**Description of the task:** Every line of the material is to be set down again without any change.

**Recorded information:**
★ ★ ★ ★ ★

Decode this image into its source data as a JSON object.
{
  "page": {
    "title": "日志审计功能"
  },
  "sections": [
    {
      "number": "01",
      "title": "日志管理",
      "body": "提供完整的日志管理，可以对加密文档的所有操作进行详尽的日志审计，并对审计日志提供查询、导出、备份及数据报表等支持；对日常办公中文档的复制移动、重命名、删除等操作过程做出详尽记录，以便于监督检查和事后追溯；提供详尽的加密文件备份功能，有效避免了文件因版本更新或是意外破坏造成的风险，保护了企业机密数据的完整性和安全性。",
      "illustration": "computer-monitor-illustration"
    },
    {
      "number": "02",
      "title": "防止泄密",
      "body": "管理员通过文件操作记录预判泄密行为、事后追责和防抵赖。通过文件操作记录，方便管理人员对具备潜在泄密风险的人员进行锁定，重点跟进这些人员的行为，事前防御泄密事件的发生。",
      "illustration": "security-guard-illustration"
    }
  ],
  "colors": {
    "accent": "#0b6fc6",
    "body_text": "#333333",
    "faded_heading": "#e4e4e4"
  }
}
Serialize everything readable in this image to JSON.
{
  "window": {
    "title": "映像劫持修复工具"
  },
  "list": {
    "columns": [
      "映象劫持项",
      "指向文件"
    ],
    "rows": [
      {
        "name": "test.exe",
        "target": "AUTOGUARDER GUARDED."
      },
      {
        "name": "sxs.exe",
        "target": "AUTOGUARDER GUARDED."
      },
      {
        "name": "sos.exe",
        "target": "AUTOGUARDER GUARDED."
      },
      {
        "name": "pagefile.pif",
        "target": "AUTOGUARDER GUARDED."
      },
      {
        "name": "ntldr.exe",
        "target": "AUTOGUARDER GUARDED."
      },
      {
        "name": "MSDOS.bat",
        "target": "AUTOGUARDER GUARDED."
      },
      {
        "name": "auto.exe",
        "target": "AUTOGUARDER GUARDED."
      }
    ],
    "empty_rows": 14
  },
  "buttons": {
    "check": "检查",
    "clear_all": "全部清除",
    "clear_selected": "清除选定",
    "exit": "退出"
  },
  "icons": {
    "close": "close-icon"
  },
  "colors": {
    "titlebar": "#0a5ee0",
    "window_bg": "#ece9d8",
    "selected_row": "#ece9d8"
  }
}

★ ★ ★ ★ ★

**Exercise output:**
Decode this image into its source data as a JSON object.
{
  "page": {
    "title": "日志审计功能"
  },
  "sections": [
    {
      "number": "01",
      "title": "日志管理",
      "body": "提供完整的日志管理，可以对加密文档的所有操作进行详尽的日志审计，并对审计日志提供查询、导出、备份及数据报表等支持；对日常办公中文档的复制移动、重命名、删除等操作过程做出详尽记录，以便于监督检查和事后追溯；提供详尽的加密文件备份功能，有效避免了文件因版本更新或是意外破坏造成的风险，保护了企业机密数据的完整性和安全性。",
      "illustration": "computer-monitor-illustration"
    },
    {
      "number": "02",
      "title": "防止泄密",
      "body": "管理员通过文件操作记录预判泄密行为、事后追责和防抵赖。通过文件操作记录，方便管理人员对具备潜在泄密风险的人员进行锁定，重点跟进这些人员的行为，事前防御泄密事件的发生。",
      "illustration": "security-guard-illustration"
    }
  ],
  "colors": {
    "accent": "#0b6fc6",
    "body_text": "#333333",
    "faded_heading": "#e4e4e4"
  }
}
Serialize everything readable in this image to JSON.
{
  "window": {
    "title": "映像劫持修复工具"
  },
  "list": {
    "columns": [
      "映象劫持项",
      "指向文件"
    ],
    "rows": [
      {
        "name": "test.exe",
        "target": "AUTOGUARDER GUARDED."
      },
      {
        "name": "sxs.exe",
        "target": "AUTOGUARDER GUARDED."
      },
      {
        "name": "sos.exe",
        "target": "AUTOGUARDER GUARDED."
      },
      {
        "name": "pagefile.pif",
        "target": "AUTOGUARDER GUARDED."
      },
      {
        "name": "ntldr.exe",
        "target": "AUTOGUARDER GUARDED."
      },
      {
        "name": "MSDOS.bat",
        "target": "AUTOGUARDER GUARDED."
      },
      {
        "name": "auto.exe",
        "target": "AUTOGUARDER GUARDED."
      }
    ],
    "empty_rows": 14
  },
  "buttons": {
    "check": "检查",
    "clear_all": "全部清除",
    "clear_selected": "清除选定",
    "exit": "退出"
  },
  "icons": {
    "close": "close-icon"
  },
  "colors": {
    "titlebar": "#0a5ee0",
    "window_bg": "#ece9d8",
    "selected_row": "#ece9d8"
  }
}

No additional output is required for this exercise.